Local leaders encourage health education in the black community


BAKERSFIELD, Calif. (KERO) — This year, with Black History Month, there is also a focus on the importance of health and wellness.

Offices of the U.S. Department of Health and Human Services Minority Health are collaborating with health care workers across the country to highlight the impacts of COVID-19 on African Americans with underlying health conditions. underlyings.

Local organizations have vaccinated thousands more Kern County residents against COVID-19.

Local leaders are working to alleviate vaccine hesitancy in communities here in Bakersfield by partnering with healthcare organizations to provide easier access to COVID-19 vaccines, tests and resources to communities. underserved.

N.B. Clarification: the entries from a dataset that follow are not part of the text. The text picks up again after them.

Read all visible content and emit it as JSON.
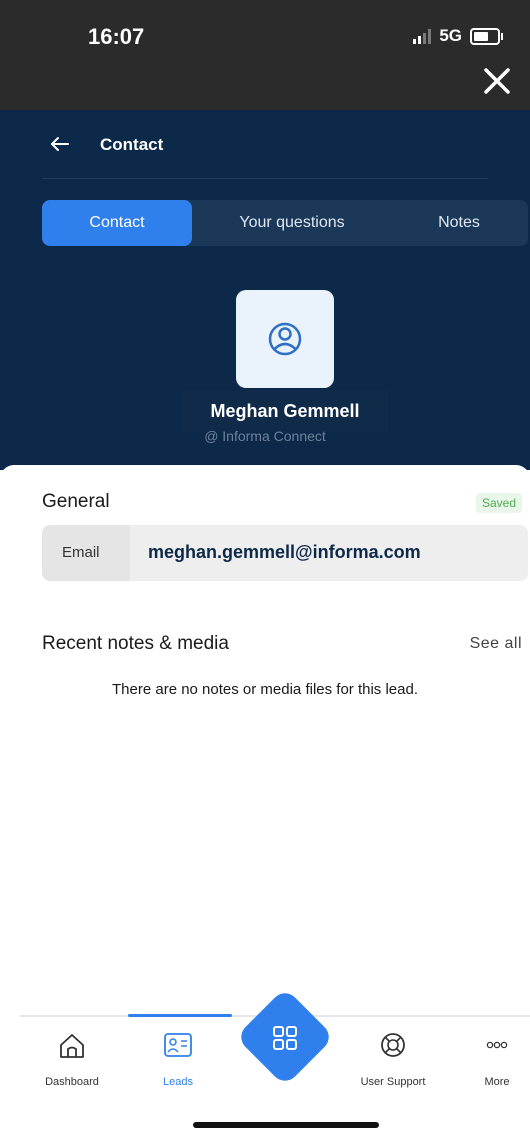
{
  "status_bar": {
    "time": "16:07",
    "network": "5G"
  },
  "header": {
    "title": "Contact"
  },
  "tabs": [
    {
      "label": "Contact",
      "active": true
    },
    {
      "label": "Your questions",
      "active": false
    },
    {
      "label": "Notes",
      "active": false
    }
  ],
  "profile": {
    "name": "Meghan Gemmell",
    "company": "@ Informa Connect"
  },
  "general": {
    "title": "General",
    "status": "Saved",
    "email_label": "Email",
    "email_value": "meghan.gemmell@informa.com"
  },
  "notes": {
    "title": "Recent notes & media",
    "see_all": "See all",
    "empty_message": "There are no notes or media files for this lead."
  },
  "bottom_nav": {
    "items": [
      {
        "label": "Dashboard",
        "icon": "home-icon",
        "active": false
      },
      {
        "label": "Leads",
        "icon": "contact-card-icon",
        "active": true
      },
      {
        "label": "User Support",
        "icon": "lifebuoy-icon",
        "active": false
      },
      {
        "label": "More",
        "icon": "more-icon",
        "active": false
      }
    ],
    "center_action_icon": "qr-scan-icon"
  },
  "colors": {
    "header_bg": "#0d2949",
    "accent": "#2f80ed",
    "status_bar_bg": "#2b2b2b",
    "saved_text": "#4caf50"
  }
}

“We know that there are many health disparities within the African American and Hispanic community, said Marie Ruffin, Clinical Director.

Between helping communities in need and fighting misinformation, Ruffin said she helps organizations partner with Kern Medical to provide community vaccination clinics.

“We are also trying to bring in professionals so they can see us. To see representation, nurses, providers, and doctors, so they can give them some type of information about the vaccine, bust any myths, break any fears or worries.

MLK CommUNITY Initiative and ShePower Leadership Academy founder Arleana Waller said she has been on the frontlines since the very beginning of the pandemic.

“I realized that there were no penetrating efforts in the African American community. I started reaching out like an octopus finding someone to support us and help us reach out to the community. African American, not to say get vaccinated or not get vaccinated, but to educate and engage them so they have the information to make their best choice,” Ruffin said.

With the help of national and local resources, she saw a difference.

“We were able, thanks to these efforts, to vaccinate more than 50,000 people. Through our efforts in the community, we’ve partnered with community organizations, we’ve partnered with hospitals, we’ve partnered with clinics where probably our efforts in our collaboration have immunized over 80,000 people, I would say. Waller said.

Ruffin said health disparity is a big deal.

“Everyone has a different experience in that they shouldn’t let myths or fears keep them from getting vaccinated and getting information about it.”

“We are not saying vaccine, vaccine, vaccine. We’re saying get vaccinated, make a decision that works for your family, but what you see is a lot of people aren’t educated so they can’t make that decision, it’s important,” said Waller said.

Waller said the goal is to reach even more people, and additional COVID-19 testing sites are expected to open on Saturday.


About Author

Comments are closed.